We all want to know which sectors are ripe with opportunity and which are rotten with danger. So we asked some of our writers just that …

Which sectors are the best bets, and which are simply the best to avoid?

Morgan Housel: I like consumer staples.

There's no doubt the American consumer is a different animal today than it was in the past. But fear gets pulled too far and spread over too many companies. When I think of the retrenchment of the American consumer, I think of the end of seven TVs in your car headrests, $10 frozen yogurt, diamond-encrusted teeth, and the kid from Taco Bell driving a BMW.

Toothpaste and cat litter, I hope, are fairly safe. So two companies I like are Procter & Gamble (NYSE:PG) and Clorox.

Yeah, both will see a whack to their growth as cheap competition becomes competitive. But the fact that both can be bought for 12-13 times forward earnings reflects this, and then some. These are two of the best-run companies in the world, trading at valuations unheard of in the past.

Sectors I'd stay away from? At the risk of sounding like a broken record, I'll say financials. The amount of optimism in the sector combined with the fact that, be honest, no one has a clue what's still on their books, is scary.

Alex Dumortier: Strictly speaking, the cheapest sectors in the S&P 500 based on their multiple to estimated 2009 earnings are health care and utilities, followed closely by telecoms and consumer staples:


Price-to-Earnings Multiple
(Estimated 2009 Earnings)

Health Care






Consumer Staples


S&P 500


Note: These multiples are based on bottom-up earnings estimates derived from a sum of the individual estimates of the sector constituents.
Source: Authors calculations based on data from Capital IQ, a division of Standard & Poor's.

Of these sectors, I like health care and consumer staples best. For stock pickers, I think the former offers some terrific opportunities, as the fear of health care reform and patent expirations (in the case of pharmaceutical firms such as Pfizer (NYSE:PFE), Merck (NYSE:MRK), or Bristol-Myers Squibb (NYSE:BMY)) has taken a harsh toll on valuations.

Finally, although the sector is no longer looks cheap in aggregate (at an estimated P/E of 24.5), I continue to maintain that financials are fertile ground for stock pickers that are willing to bear some price risk over the short to medium term. The spread in analyst estimates for financial firms earnings in 2009 is the highest of any sector. Experienced investors who are willing to bear some of that uncertainty stand to reap commensurate rewards.

Alyce Lomax: There's opportunity in the retail sector for extremely cautious investors. That's going for the best in class, though, stocks like Wal-Mart (NYSE:WMT), Costco (NASDAQ:COST), and McDonald's (NYSE:MCD) (they're not going anywhere, and they appeal to bargain-hunting consumers in good times and bad) and bargain stocks like Buckle, which has plenty of cash, no debt, and a low price-to-earnings ratio. On the other hand, many debt-laden, second-tier retailers could get wiped out in the ugly consumer spending environment. That will make the future brighter for the survivors (less competition!), but it's essential to be careful; investors want to be on the right side of that destructive influence.

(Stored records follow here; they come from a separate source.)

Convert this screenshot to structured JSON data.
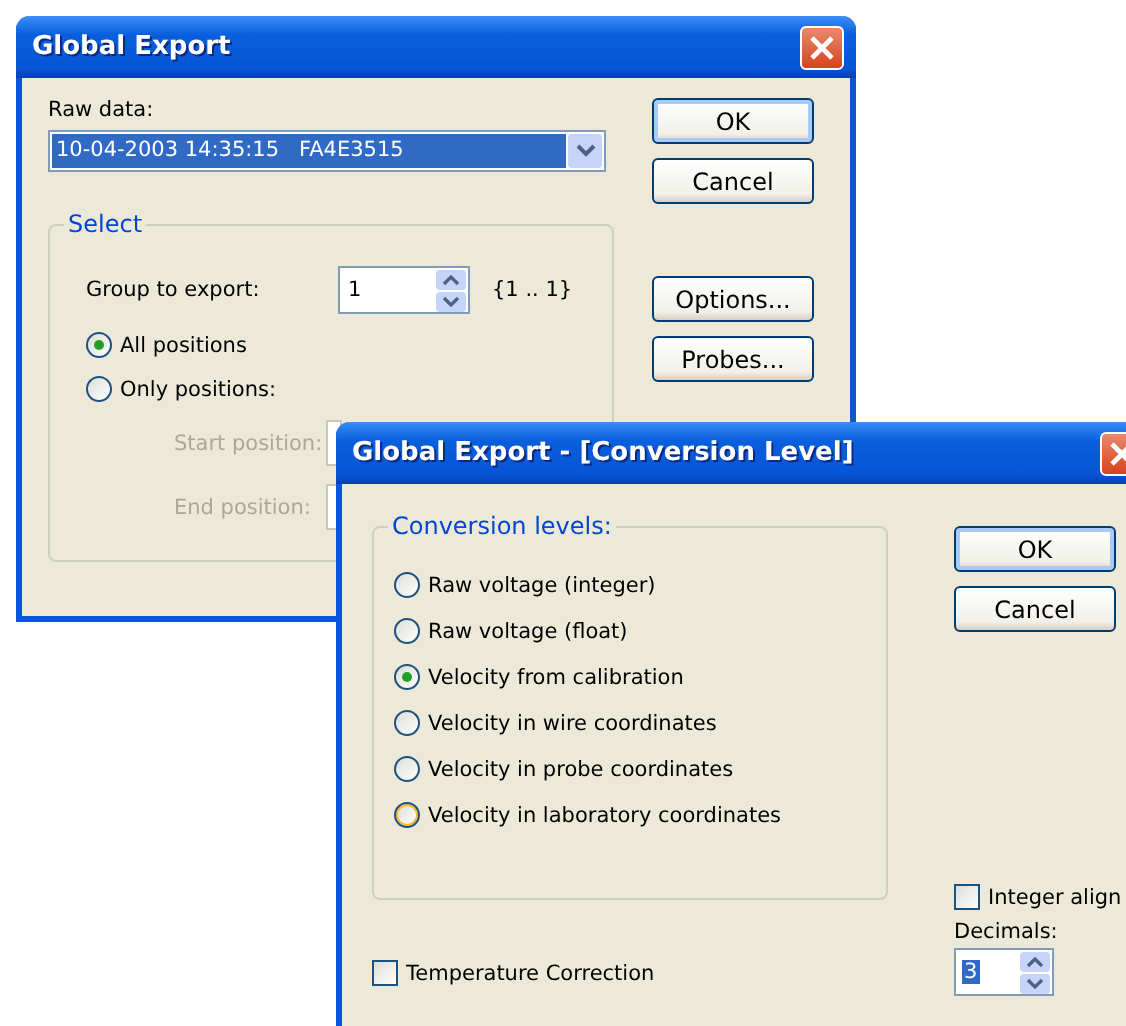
{
  "main_dialog": {
    "title": "Global Export",
    "raw_data": {
      "label": "Raw data:",
      "value": "10-04-2003 14:35:15   FA4E3515"
    },
    "select_group": {
      "title": "Select",
      "group_label": "Group to export:",
      "group_value": "1",
      "group_range": "{1 .. 1}",
      "positions": [
        {
          "label": "All positions",
          "selected": true
        },
        {
          "label": "Only positions:",
          "selected": false
        }
      ],
      "fields": [
        {
          "label": "Start position:",
          "disabled": true
        },
        {
          "label": "End position:",
          "disabled": true
        }
      ]
    },
    "buttons": [
      {
        "label": "OK",
        "default": true
      },
      {
        "label": "Cancel",
        "default": false
      },
      {
        "label": "Options...",
        "default": false
      },
      {
        "label": "Probes...",
        "default": false
      }
    ]
  },
  "conversion_dialog": {
    "title": "Global Export - [Conversion Level]",
    "group_title": "Conversion levels:",
    "levels": [
      {
        "label": "Raw voltage (integer)",
        "selected": false,
        "hovered": false
      },
      {
        "label": "Raw voltage (float)",
        "selected": false,
        "hovered": false
      },
      {
        "label": "Velocity from calibration",
        "selected": true,
        "hovered": false
      },
      {
        "label": "Velocity in wire coordinates",
        "selected": false,
        "hovered": false
      },
      {
        "label": "Velocity in probe coordinates",
        "selected": false,
        "hovered": false
      },
      {
        "label": "Velocity in laboratory coordinates",
        "selected": false,
        "hovered": true
      }
    ],
    "buttons": [
      {
        "label": "OK",
        "default": true
      },
      {
        "label": "Cancel",
        "default": false
      }
    ],
    "integer_align": {
      "label": "Integer align",
      "checked": false
    },
    "decimals": {
      "label": "Decimals:",
      "value": "3"
    },
    "temperature_correction": {
      "label": "Temperature Correction",
      "checked": false
    }
  }
}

I'd avoid the banking and financial sector like the plague. The toxic asset issues that have been plaguing them do not strike me as anywhere near resolved, and there are rumblings to that effect. Meanwhile, the consumer's a mess, over-indebted and faced with high unemployment; commercial real estate is another point of weakness. I have a feeling many investors who are gambling with the financial sector don't understand the danger of their balance sheets or the many, many ugly moving parts still at work in our economy.

Rick Munarriz: I'm warming up to casual-dining restaurant stocks again. Diners have held back during the recession, forcing some chains to scale back if not close down entirely. This is a golden opportunity for the casual-dining eateries that are holding up better than the competition. Buffalo Wild Wings, for instance, has managed to grow earnings and comps during the downturn. Imagine how well it's going to do once hungry consumers have a little more money to spend. The first thing folks will do is drive past the "dollar menu" burger chains and pull into their favorite table-service eateries.

The one sector I'm steering clear from is residential developers. There may be signs that the industry is bottoming out, but it will take years before the actual turnaround takes place. It's an inventory issue. The days of a speculator holding a half-dozen vacant properties to flip at higher prices are over. We now have too many empty homes and condos, snuffing out demand for new residential construction.

We've shown you our favorite sectors. Now show us yours in the comments section below.

This roundtable article was compiled by Anand Chokkavelu. Anand owns shares of McDonald's and Pfizer. Costco Wholesale is a Motley Fool Stock Advisor recommendation. Costco Wholesale, Pfizer, and Wal-Mart Stores are Motley Fool Inside Value picks. Clorox and Procter & Gamble are Motley Fool Income Investor recommendations. Buffalo Wild Wings is a Motley Fool Hidden Gems selection. The Fool owns shares of Procter & Gamble, Buffalo Wild Wings, and Costco Wholesale. The Motley Fool has a disclosure policy.